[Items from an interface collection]
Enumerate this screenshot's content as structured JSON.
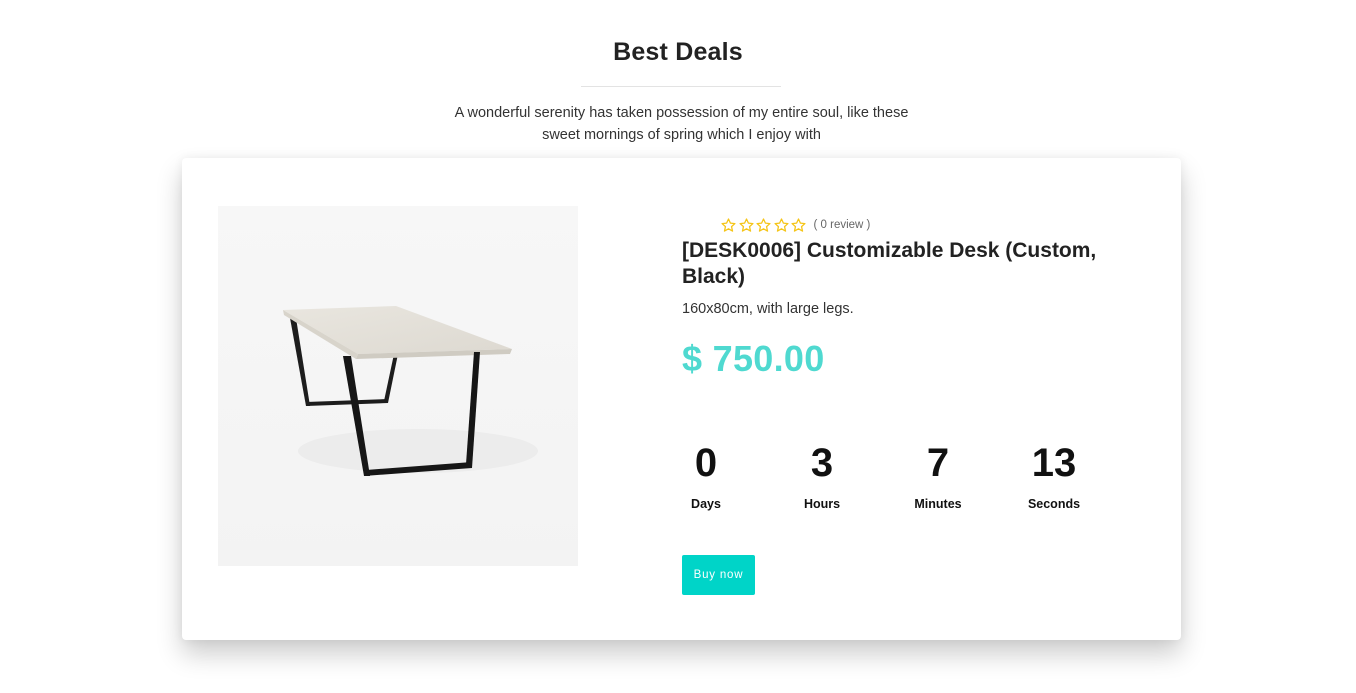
{
  "section": {
    "title": "Best Deals",
    "subtitle": "A wonderful serenity has taken possession of my entire soul, like these sweet mornings of spring which I enjoy with"
  },
  "product": {
    "rating": {
      "stars_filled": 0,
      "stars_total": 5,
      "review_text": "( 0 review )"
    },
    "name": "[DESK0006] Customizable Desk (Custom, Black)",
    "description": "160x80cm, with large legs.",
    "price": "$ 750.00",
    "image_alt": "desk-image"
  },
  "countdown": {
    "days": {
      "value": "0",
      "label": "Days"
    },
    "hours": {
      "value": "3",
      "label": "Hours"
    },
    "minutes": {
      "value": "7",
      "label": "Minutes"
    },
    "seconds": {
      "value": "13",
      "label": "Seconds"
    }
  },
  "actions": {
    "buy_label": "Buy now"
  },
  "colors": {
    "accent": "#00d4c8",
    "price": "#4fd9d0",
    "star": "#f5c518"
  },
  "icons": {
    "star": "star-outline-icon"
  }
}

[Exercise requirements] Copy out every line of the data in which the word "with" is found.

[Exercise output]
    "subtitle": "A wonderful serenity has taken possession of my entire soul, like these sweet mornings of spring which I enjoy with"
    "description": "160x80cm, with large legs.",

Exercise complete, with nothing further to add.